→ **WHAT TO WORK ON**
Repeat the data word for word. Do not include the pictures.

[Page and application data records]
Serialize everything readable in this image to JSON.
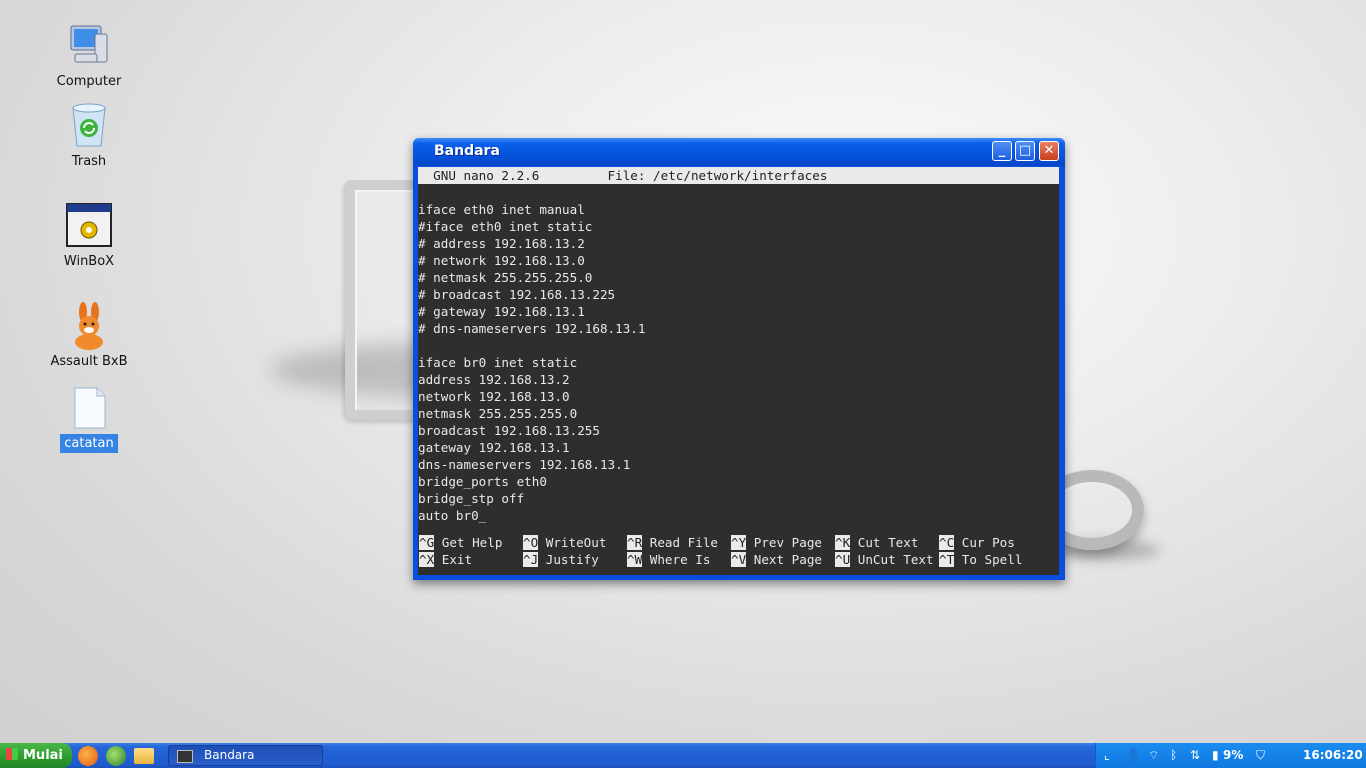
{
  "desktop": {
    "icons": [
      {
        "label": "Computer",
        "icon": "computer-icon",
        "selected": false
      },
      {
        "label": "Trash",
        "icon": "trash-icon",
        "selected": false
      },
      {
        "label": "WinBoX",
        "icon": "winbox-icon",
        "selected": false
      },
      {
        "label": "Assault BxB",
        "icon": "rabbit-icon",
        "selected": false
      },
      {
        "label": "catatan",
        "icon": "text-file-icon",
        "selected": true
      }
    ]
  },
  "window": {
    "title": "Bandara",
    "buttons": {
      "minimize": "minimize-icon",
      "maximize": "maximize-icon",
      "close": "close-icon"
    },
    "nano_header": "  GNU nano 2.2.6         File: /etc/network/interfaces",
    "lines": [
      "iface eth0 inet manual",
      "#iface eth0 inet static",
      "# address 192.168.13.2",
      "# network 192.168.13.0",
      "# netmask 255.255.255.0",
      "# broadcast 192.168.13.225",
      "# gateway 192.168.13.1",
      "# dns-nameservers 192.168.13.1",
      "",
      "iface br0 inet static",
      "address 192.168.13.2",
      "network 192.168.13.0",
      "netmask 255.255.255.0",
      "broadcast 192.168.13.255",
      "gateway 192.168.13.1",
      "dns-nameservers 192.168.13.1",
      "bridge_ports eth0",
      "bridge_stp off",
      "auto br0_"
    ],
    "shortcuts_row1": [
      {
        "key": "^G",
        "label": " Get Help"
      },
      {
        "key": "^O",
        "label": " WriteOut"
      },
      {
        "key": "^R",
        "label": " Read File"
      },
      {
        "key": "^Y",
        "label": " Prev Page"
      },
      {
        "key": "^K",
        "label": " Cut Text"
      },
      {
        "key": "^C",
        "label": " Cur Pos"
      }
    ],
    "shortcuts_row2": [
      {
        "key": "^X",
        "label": " Exit"
      },
      {
        "key": "^J",
        "label": " Justify"
      },
      {
        "key": "^W",
        "label": " Where Is"
      },
      {
        "key": "^V",
        "label": " Next Page"
      },
      {
        "key": "^U",
        "label": " UnCut Text"
      },
      {
        "key": "^T",
        "label": " To Spell"
      }
    ]
  },
  "taskbar": {
    "start_label": "Mulai",
    "quick_launch": [
      "firefox-icon",
      "globe-icon",
      "folder-icon"
    ],
    "task_label": "Bandara",
    "tray": {
      "battery": "9%",
      "clock": "16:06:20",
      "icons": [
        "show-desktop-icon",
        "user-icon",
        "wifi-icon",
        "bluetooth-icon",
        "network-icon",
        "battery-icon",
        "shield-icon"
      ]
    }
  }
}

→ **RESULT**
Serialize everything readable in this image to JSON.
{
  "desktop": {
    "icons": [
      {
        "label": "Computer",
        "icon": "computer-icon",
        "selected": false
      },
      {
        "label": "Trash",
        "icon": "trash-icon",
        "selected": false
      },
      {
        "label": "WinBoX",
        "icon": "winbox-icon",
        "selected": false
      },
      {
        "label": "Assault BxB",
        "icon": "rabbit-icon",
        "selected": false
      },
      {
        "label": "catatan",
        "icon": "text-file-icon",
        "selected": true
      }
    ]
  },
  "window": {
    "title": "Bandara",
    "buttons": {
      "minimize": "minimize-icon",
      "maximize": "maximize-icon",
      "close": "close-icon"
    },
    "nano_header": "  GNU nano 2.2.6         File: /etc/network/interfaces",
    "lines": [
      "iface eth0 inet manual",
      "#iface eth0 inet static",
      "# address 192.168.13.2",
      "# network 192.168.13.0",
      "# netmask 255.255.255.0",
      "# broadcast 192.168.13.225",
      "# gateway 192.168.13.1",
      "# dns-nameservers 192.168.13.1",
      "",
      "iface br0 inet static",
      "address 192.168.13.2",
      "network 192.168.13.0",
      "netmask 255.255.255.0",
      "broadcast 192.168.13.255",
      "gateway 192.168.13.1",
      "dns-nameservers 192.168.13.1",
      "bridge_ports eth0",
      "bridge_stp off",
      "auto br0_"
    ],
    "shortcuts_row1": [
      {
        "key": "^G",
        "label": " Get Help"
      },
      {
        "key": "^O",
        "label": " WriteOut"
      },
      {
        "key": "^R",
        "label": " Read File"
      },
      {
        "key": "^Y",
        "label": " Prev Page"
      },
      {
        "key": "^K",
        "label": " Cut Text"
      },
      {
        "key": "^C",
        "label": " Cur Pos"
      }
    ],
    "shortcuts_row2": [
      {
        "key": "^X",
        "label": " Exit"
      },
      {
        "key": "^J",
        "label": " Justify"
      },
      {
        "key": "^W",
        "label": " Where Is"
      },
      {
        "key": "^V",
        "label": " Next Page"
      },
      {
        "key": "^U",
        "label": " UnCut Text"
      },
      {
        "key": "^T",
        "label": " To Spell"
      }
    ]
  },
  "taskbar": {
    "start_label": "Mulai",
    "quick_launch": [
      "firefox-icon",
      "globe-icon",
      "folder-icon"
    ],
    "task_label": "Bandara",
    "tray": {
      "battery": "9%",
      "clock": "16:06:20",
      "icons": [
        "show-desktop-icon",
        "user-icon",
        "wifi-icon",
        "bluetooth-icon",
        "network-icon",
        "battery-icon",
        "shield-icon"
      ]
    }
  }
}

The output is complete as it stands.